And then there’s the cloth cape. I’m still not sure about this. It looks OK on the figure, and I imagine it was done to let him sit in the Batmobile. I’m pretty sure I would have liked it better in soft plastic, but I don’t hate what we got. I suppose I’ll like it a lot more if I ever do buy the Batmobile.
Despite featuring a brand new buck, Batman sports articulation very similar to what we saw in the DCUC line. The arms feature ball jointed shoulders, swivels in the biceps and wrists, and hinges in the elbows. The legs have the usual DCUC style hip joints, swivels in the thighs, and hinges in the knees and ankles. Batman can swivel at the waist, he has an ab-crunch hinge in the torso, and his neck is ball jointed. Oh yeah, my Batman has a stuck thigh swivel in his right leg. I’ll likely try freezing it to see if I can get it to give. The last time I had this problem was with my DCUC Raven figure and her leg twisted right off. I suppose if that happens, it’s more incentive to buy the Batman & Robin two-pack. UPDATE: Yup, freezing worked!

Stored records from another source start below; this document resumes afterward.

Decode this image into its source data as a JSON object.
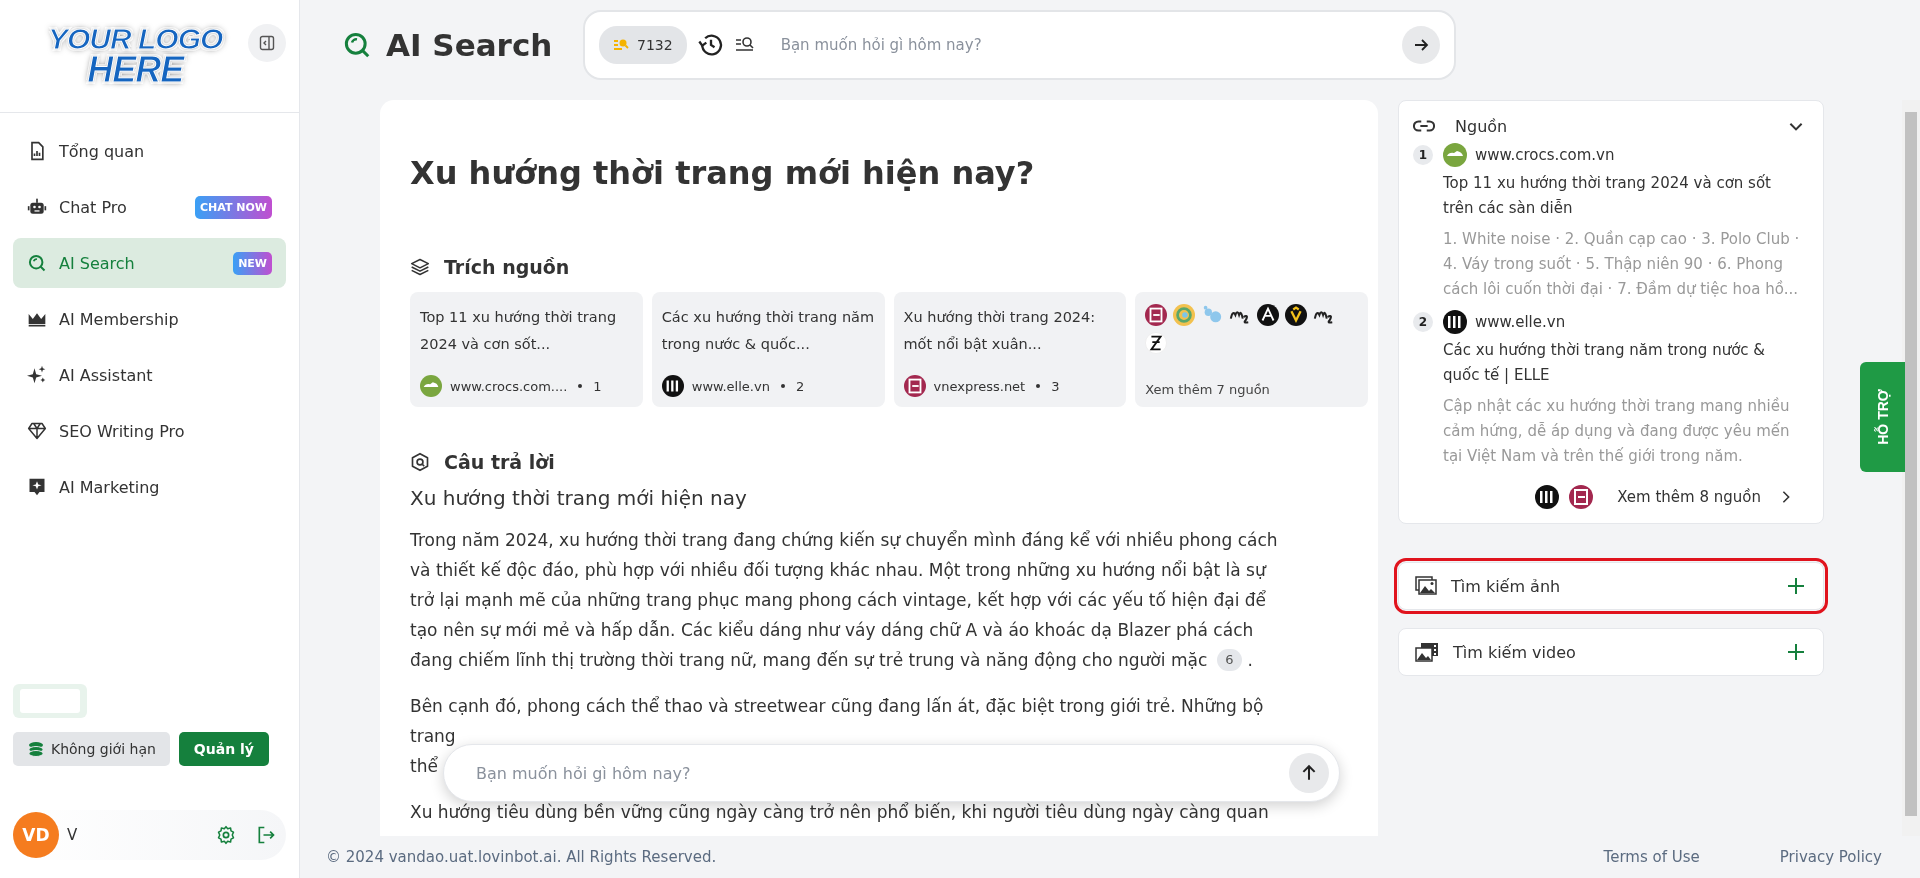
{
  "logo": {
    "lines": [
      "YOUR LOGO",
      "HERE"
    ]
  },
  "sidebar": {
    "items": [
      {
        "label": "Tổng quan",
        "selected": false
      },
      {
        "label": "Chat Pro",
        "badge": "CHAT NOW",
        "selected": false
      },
      {
        "label": "AI Search",
        "badge": "NEW",
        "selected": true
      },
      {
        "label": "AI Membership",
        "selected": false
      },
      {
        "label": "AI Assistant",
        "selected": false
      },
      {
        "label": "SEO Writing Pro",
        "selected": false
      },
      {
        "label": "AI Marketing",
        "selected": false
      }
    ],
    "plan": "Không giới hạn",
    "manage": "Quản lý",
    "user": {
      "initials": "VD",
      "name": "V"
    }
  },
  "header": {
    "title": "AI Search",
    "credits": "7132",
    "placeholder": "Bạn muốn hỏi gì hôm nay?"
  },
  "answer": {
    "question": "Xu hướng thời trang mới hiện nay?",
    "citations": {
      "heading": "Trích nguồn",
      "cards": [
        {
          "title": "Top 11 xu hướng thời trang 2024 và cơn sốt...",
          "site": "www.crocs.com....",
          "index": "1"
        },
        {
          "title": "Các xu hướng thời trang năm trong nước & quốc...",
          "site": "www.elle.vn",
          "index": "2"
        },
        {
          "title": "Xu hướng thời trang 2024: mốt nổi bật xuân...",
          "site": "vnexpress.net",
          "index": "3"
        }
      ],
      "more": {
        "label": "Xem thêm 7 nguồn"
      }
    },
    "heading": "Câu trả lời",
    "subtitle": "Xu hướng thời trang mới hiện nay",
    "paragraphs": [
      {
        "lines": [
          "Trong năm 2024, xu hướng thời trang đang chứng kiến sự chuyển mình đáng kể với nhiều phong cách",
          "và thiết kế độc đáo, phù hợp với nhiều đối tượng khác nhau. Một trong những xu hướng nổi bật là sự",
          "trở lại mạnh mẽ của những trang phục mang phong cách vintage, kết hợp với các yếu tố hiện đại để",
          "tạo nên sự mới mẻ và hấp dẫn. Các kiểu dáng như váy dáng chữ A và áo khoác dạ Blazer phá cách",
          "đang chiếm lĩnh thị trường thời trang nữ, mang đến sự trẻ trung và năng động cho người mặc"
        ],
        "citation": "6",
        "tail": "."
      },
      {
        "lines": [
          "Bên cạnh đó, phong cách thể thao và streetwear cũng đang lấn át, đặc biệt trong giới trẻ. Những bộ",
          "trang",
          "thể"
        ]
      },
      {
        "lines": [
          "Xu hướng tiêu dùng bền vững cũng ngày càng trở nên phổ biến, khi người tiêu dùng ngày càng quan"
        ]
      }
    ]
  },
  "ask_bar": {
    "placeholder": "Bạn muốn hỏi gì hôm nay?"
  },
  "sources": {
    "title": "Nguồn",
    "expanded": true,
    "items": [
      {
        "index": "1",
        "site": "www.crocs.com.vn",
        "title": "Top 11 xu hướng thời trang 2024 và cơn sốt trên các sàn diễn",
        "snippet": "1. White noise · 2. Quần cạp cao · 3. Polo Club · 4. Váy trong suốt · 5. Thập niên 90 · 6. Phong cách lôi cuốn thời đại · 7. Đầm dự tiệc hoa hồ..."
      },
      {
        "index": "2",
        "site": "www.elle.vn",
        "title": "Các xu hướng thời trang năm trong nước & quốc tế | ELLE",
        "snippet": "Cập nhật các xu hướng thời trang mang nhiều cảm hứng, dễ áp dụng và đang được yêu mến tại Việt Nam và trên thế giới trong năm."
      }
    ],
    "more": {
      "label": "Xem thêm 8 nguồn"
    }
  },
  "tools": [
    {
      "label": "Tìm kiếm ảnh",
      "highlighted": true
    },
    {
      "label": "Tìm kiếm video",
      "highlighted": false
    }
  ],
  "support_tab": "HỖ TRỢ",
  "footer": {
    "copyright": "© 2024 vandao.uat.lovinbot.ai. All Rights Reserved.",
    "links": [
      "Terms of Use",
      "Privacy Policy"
    ]
  }
}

Batman comes with a colorful figure stand with “POW!” printed on it. I’m not sure if I’ll use it for display, but it’s a very nice thing to have. You also get a Collector Card. I honestly thought it was the shitty little card showing through on the side of the bubble, but nope, there’s actually a very large card printed on heavy cardboard stock with artwork on both sides. I’m not going to say it’s any kind of major added value, but it beats the hell out of Hasbro’s Marvel Universe “Comic Shots.” It’s also designed to fit into the stand and make a backdrop, although you can’t really see it with the figure on the stand.
Ok, let’s run through Surf’s Up Batman super-fast. Here’s the packaging, front and back.
Again, not much new on the front. Just a different dopey Robin quote. The back of the card, however, is specific to this figure.
It’s the same goddamn figure only wearing yellow swim trunks! Apart from the newly sculpted trunks, there are no other changes. He does retain all his hip and leg articulation despite his new swimwear.
And, yes, he also has a big surfboard. The surfboard looks good, but it’s kind of flimsy and made of softer plastic. It has two pegs on it so you can stand the figure on it pretty well, but with the fin in the bottom, it’s kind of heard to display him riding it, unless you balance the board on something else. I joke about Mattel sticking us with this tweaked repack, but truth is you’re getting a lot more for your money with this figure than you are with regular Batman, so long as you don’t mind your Batman wearing swim trunks and carrying a skateboard.
You also still get a new collector car and a new figure stand. This time the card has Batman and the Joker surfing and the stand says “BIFF!!!” It also reveals that the backs of the cards are meant to form a single backdrop when the stands are put side by side. In this case, it’s the Batmobile parked in the Batcave. It’s a cool idea, but there’s a huge gap between the backdrops, and again, with the cape, you really can’t see the backdrops behind the figure when they’re plugged into the stands.
No doubt, Batman is a solid figure. Hell, I even have to admit to digging Surf’s Up Batman just because he’s so ridiculous that he captures the spirit of the show. Part of me still wishes NECA could have procured the master license, rather than for just the quarter-scale figures, but even still Batman and Mattel have always been a pretty good fit. Despite the Adult Collectible moniker on the packages, these definitely feel more like toys than collectibles, but I’m OK with that. I’m ultimately happy with what we got so far, although I still think it’s inexcuseable to not have a single-carded Robin.
Anyway, give me a few days to cover some other stuff, and I’ll swing back at the end of the week with The Joker.